Outputs down and out
In the private sector, consulting firm Markit's Flash Purchasing Managers' Index – a survey which determines manufacturing outlook based on a number of different factors – showed a decrease in December. While still above the important benchmark of 50 and series average of 52.1, it was a steep decline from 54.8 in November to 53.7 this month. It's the lowest number since the beginning of the year.
What has influenced the decline is a general slowdown in several key indicators, though growth remains in place for most companies. Business conditions only improved tepidly, which resulted in weaker output growth. New orders also eased for December after several months of strong increases. That has played a role in new hires, which also slowed despite continuing an 18-month streak of more hires than losses. The one improvement in comparison to November was export sales, which rebounded after hitting a low point in the prior month. Analysts from Markit and Reuters suggested that this month represents a cool down after multiple months of significant advances. However, it could also mean the beginning of a downturn.
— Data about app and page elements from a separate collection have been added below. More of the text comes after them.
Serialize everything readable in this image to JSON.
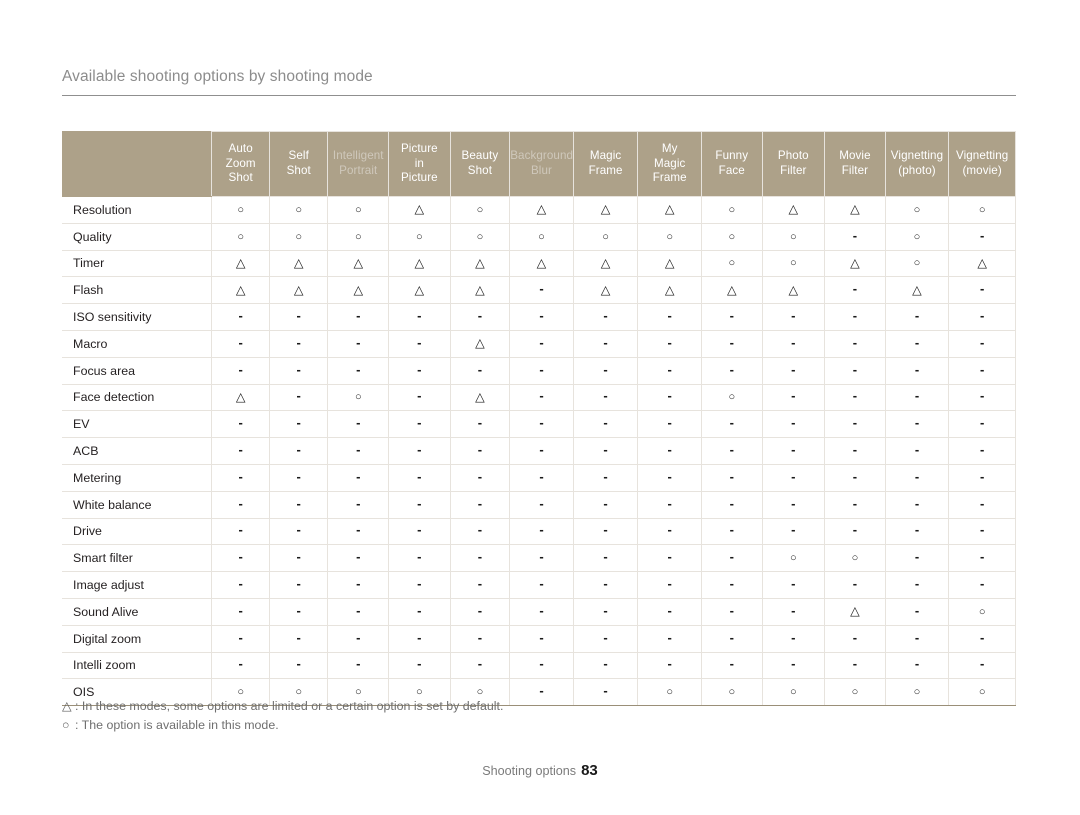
{
  "heading": "Available shooting options by shooting mode",
  "colors": {
    "header_band": "#ada189",
    "rule": "#8f8f8f",
    "grid": "#e7e3dd",
    "text": "#231f20",
    "muted": "#8c8c8c"
  },
  "table": {
    "corner_label": "",
    "columns": [
      {
        "id": "auto-zoom-shot",
        "lines": [
          "Auto",
          "Zoom",
          "Shot"
        ],
        "dim": false
      },
      {
        "id": "self-shot",
        "lines": [
          "Self",
          "Shot"
        ],
        "dim": false
      },
      {
        "id": "intelligent-portrait",
        "lines": [
          "Intelligent",
          "Portrait"
        ],
        "dim": true
      },
      {
        "id": "picture-in-picture",
        "lines": [
          "Picture",
          "in",
          "Picture"
        ],
        "dim": false
      },
      {
        "id": "beauty-shot",
        "lines": [
          "Beauty",
          "Shot"
        ],
        "dim": false
      },
      {
        "id": "background-blur",
        "lines": [
          "Background",
          "Blur"
        ],
        "dim": true
      },
      {
        "id": "magic-frame",
        "lines": [
          "Magic",
          "Frame"
        ],
        "dim": false
      },
      {
        "id": "my-magic-frame",
        "lines": [
          "My",
          "Magic",
          "Frame"
        ],
        "dim": false
      },
      {
        "id": "funny-face",
        "lines": [
          "Funny",
          "Face"
        ],
        "dim": false
      },
      {
        "id": "photo-filter",
        "lines": [
          "Photo",
          "Filter"
        ],
        "dim": false
      },
      {
        "id": "movie-filter",
        "lines": [
          "Movie",
          "Filter"
        ],
        "dim": false
      },
      {
        "id": "vignetting-photo",
        "lines": [
          "Vignetting",
          "(photo)"
        ],
        "dim": false
      },
      {
        "id": "vignetting-movie",
        "lines": [
          "Vignetting",
          "(movie)"
        ],
        "dim": false
      }
    ],
    "rows": [
      {
        "label": "Resolution",
        "cells": [
          "circle",
          "circle",
          "circle",
          "tri",
          "circle",
          "tri",
          "tri",
          "tri",
          "circle",
          "tri",
          "tri",
          "circle",
          "circle"
        ]
      },
      {
        "label": "Quality",
        "cells": [
          "circle",
          "circle",
          "circle",
          "circle",
          "circle",
          "circle",
          "circle",
          "circle",
          "circle",
          "circle",
          "dash",
          "circle",
          "dash"
        ]
      },
      {
        "label": "Timer",
        "cells": [
          "tri",
          "tri",
          "tri",
          "tri",
          "tri",
          "tri",
          "tri",
          "tri",
          "circle",
          "circle",
          "tri",
          "circle",
          "tri"
        ]
      },
      {
        "label": "Flash",
        "cells": [
          "tri",
          "tri",
          "tri",
          "tri",
          "tri",
          "dash",
          "tri",
          "tri",
          "tri",
          "tri",
          "dash",
          "tri",
          "dash"
        ]
      },
      {
        "label": "ISO sensitivity",
        "cells": [
          "dash",
          "dash",
          "dash",
          "dash",
          "dash",
          "dash",
          "dash",
          "dash",
          "dash",
          "dash",
          "dash",
          "dash",
          "dash"
        ]
      },
      {
        "label": "Macro",
        "cells": [
          "dash",
          "dash",
          "dash",
          "dash",
          "tri",
          "dash",
          "dash",
          "dash",
          "dash",
          "dash",
          "dash",
          "dash",
          "dash"
        ]
      },
      {
        "label": "Focus area",
        "cells": [
          "dash",
          "dash",
          "dash",
          "dash",
          "dash",
          "dash",
          "dash",
          "dash",
          "dash",
          "dash",
          "dash",
          "dash",
          "dash"
        ]
      },
      {
        "label": "Face detection",
        "cells": [
          "tri",
          "dash",
          "circle",
          "dash",
          "tri",
          "dash",
          "dash",
          "dash",
          "circle",
          "dash",
          "dash",
          "dash",
          "dash"
        ]
      },
      {
        "label": "EV",
        "cells": [
          "dash",
          "dash",
          "dash",
          "dash",
          "dash",
          "dash",
          "dash",
          "dash",
          "dash",
          "dash",
          "dash",
          "dash",
          "dash"
        ]
      },
      {
        "label": "ACB",
        "cells": [
          "dash",
          "dash",
          "dash",
          "dash",
          "dash",
          "dash",
          "dash",
          "dash",
          "dash",
          "dash",
          "dash",
          "dash",
          "dash"
        ]
      },
      {
        "label": "Metering",
        "cells": [
          "dash",
          "dash",
          "dash",
          "dash",
          "dash",
          "dash",
          "dash",
          "dash",
          "dash",
          "dash",
          "dash",
          "dash",
          "dash"
        ]
      },
      {
        "label": "White balance",
        "cells": [
          "dash",
          "dash",
          "dash",
          "dash",
          "dash",
          "dash",
          "dash",
          "dash",
          "dash",
          "dash",
          "dash",
          "dash",
          "dash"
        ]
      },
      {
        "label": "Drive",
        "cells": [
          "dash",
          "dash",
          "dash",
          "dash",
          "dash",
          "dash",
          "dash",
          "dash",
          "dash",
          "dash",
          "dash",
          "dash",
          "dash"
        ]
      },
      {
        "label": "Smart filter",
        "cells": [
          "dash",
          "dash",
          "dash",
          "dash",
          "dash",
          "dash",
          "dash",
          "dash",
          "dash",
          "circle",
          "circle",
          "dash",
          "dash"
        ]
      },
      {
        "label": "Image adjust",
        "cells": [
          "dash",
          "dash",
          "dash",
          "dash",
          "dash",
          "dash",
          "dash",
          "dash",
          "dash",
          "dash",
          "dash",
          "dash",
          "dash"
        ]
      },
      {
        "label": "Sound Alive",
        "cells": [
          "dash",
          "dash",
          "dash",
          "dash",
          "dash",
          "dash",
          "dash",
          "dash",
          "dash",
          "dash",
          "tri",
          "dash",
          "circle"
        ]
      },
      {
        "label": "Digital zoom",
        "cells": [
          "dash",
          "dash",
          "dash",
          "dash",
          "dash",
          "dash",
          "dash",
          "dash",
          "dash",
          "dash",
          "dash",
          "dash",
          "dash"
        ]
      },
      {
        "label": "Intelli zoom",
        "cells": [
          "dash",
          "dash",
          "dash",
          "dash",
          "dash",
          "dash",
          "dash",
          "dash",
          "dash",
          "dash",
          "dash",
          "dash",
          "dash"
        ]
      },
      {
        "label": "OIS",
        "cells": [
          "circle",
          "circle",
          "circle",
          "circle",
          "circle",
          "dash",
          "dash",
          "circle",
          "circle",
          "circle",
          "circle",
          "circle",
          "circle"
        ]
      }
    ]
  },
  "legend": [
    {
      "symbol": "tri",
      "text": ": In these modes, some options are limited or a certain option is set by default."
    },
    {
      "symbol": "circle",
      "text": ": The option is available in this mode."
    }
  ],
  "footer": {
    "label": "Shooting options",
    "page_number": "83"
  }
}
On the other hand, the Federal Reserve offers a different take on the economic situation with its numbers on manufacturing output across the country. The most recent report showed that output increased 1.1 percent in November, the highest gain since February. In addition, October's numbers were revised upward to 0.4 percent from 0.2 percent. This beat economists' expectations significantly. Overall industrial production received a 1.3 percent boost as a consequence, the highest in more than four years. Helping matters was manufacturing capacity, which got a boost to 78.4 percent.
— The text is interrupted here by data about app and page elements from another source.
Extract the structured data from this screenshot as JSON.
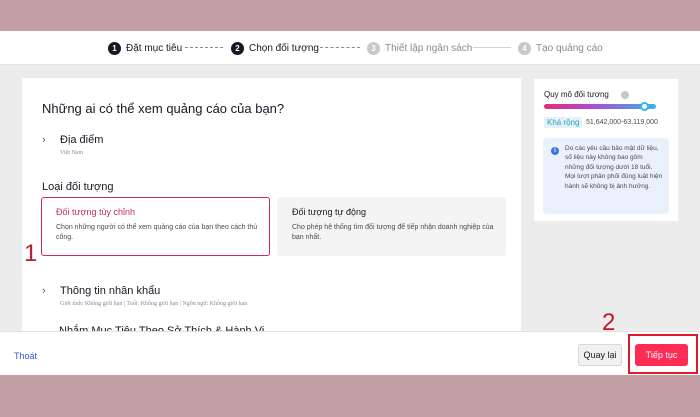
{
  "stepper": {
    "steps": [
      {
        "number": "1",
        "label": "Đặt mục tiêu"
      },
      {
        "number": "2",
        "label": "Chọn đối tượng"
      },
      {
        "number": "3",
        "label": "Thiết lập ngân sách"
      },
      {
        "number": "4",
        "label": "Tạo quảng cáo"
      }
    ]
  },
  "main": {
    "question": "Những ai có thể xem quảng cáo của bạn?",
    "location": {
      "title": "Địa điểm",
      "value": "Việt Nam"
    },
    "audience_type_label": "Loại đối tượng",
    "cards": {
      "custom": {
        "title": "Đối tượng tùy chỉnh",
        "description": "Chọn những người có thể xem quảng cáo của bạn theo cách thủ công.",
        "selected": true
      },
      "auto": {
        "title": "Đối tượng tự động",
        "description": "Cho phép hệ thống tìm đối tượng để tiếp nhận doanh nghiệp của bạn nhất.",
        "selected": false
      }
    },
    "demographics": {
      "title": "Thông tin nhân khẩu",
      "value": "Giới tính: Không giới hạn | Tuổi: Không giới hạn | Ngôn ngữ: Không giới hạn"
    },
    "interests": {
      "title": "Nhắm Mục Tiêu Theo Sở Thích & Hành Vi"
    }
  },
  "sidebar": {
    "title": "Quy mô đối tượng",
    "range_label": "Khá rộng",
    "range_value": "51,642,000-63,119,000",
    "gauge_level": 0.9,
    "notice": "Do các yêu cầu bảo mật dữ liệu, số liệu này không bao gồm những đối tượng dưới 18 tuổi. Mọi lượt phân phối đúng luật hiện hành sẽ không bị ảnh hưởng.",
    "notice_icon": "info-icon"
  },
  "footer": {
    "exit_label": "Thoát",
    "back_label": "Quay lại",
    "next_label": "Tiếp tục"
  },
  "annotations": {
    "marker_1": "1",
    "marker_2": "2"
  },
  "colors": {
    "accent": "#fe2c55",
    "selected_border": "#c72c5c",
    "annotation": "#c0192c"
  }
}
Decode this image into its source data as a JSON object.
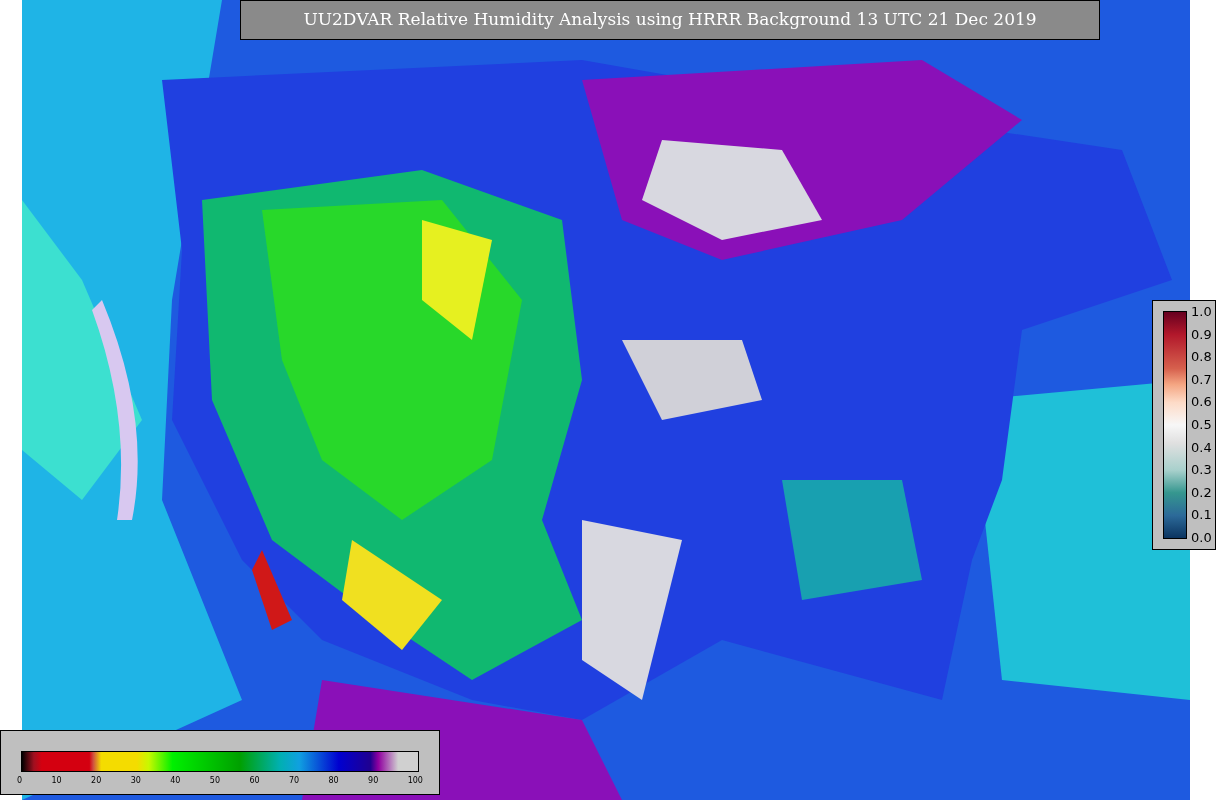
{
  "title": "UU2DVAR Relative Humidity Analysis using HRRR Background 13 UTC 21 Dec 2019",
  "fraction_scale": {
    "ticks": [
      "1.0",
      "0.9",
      "0.8",
      "0.7",
      "0.6",
      "0.5",
      "0.4",
      "0.3",
      "0.2",
      "0.1",
      "0.0"
    ]
  },
  "humidity_scale": {
    "ticks": [
      "0",
      "10",
      "20",
      "30",
      "40",
      "50",
      "60",
      "70",
      "80",
      "90",
      "100"
    ]
  }
}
These measures will have a greater impact on the economy over the next year, when the Fed will consider adjusting interest rates for the first time since the Great Recession. With these two reports running against each other in certain ways, the question becomes whether there is a consistent pattern developing within manufacturing. Other factors remain an issue on the periphery. For example, while export sales have increased, there are still conflicts and general malaise around the world that keep markets from buying American products. In addition, factories are still dealing with aging equipment and catering to an increasing workforce. With proper management and effective use of technology, companies can stand to do well in these circumstances.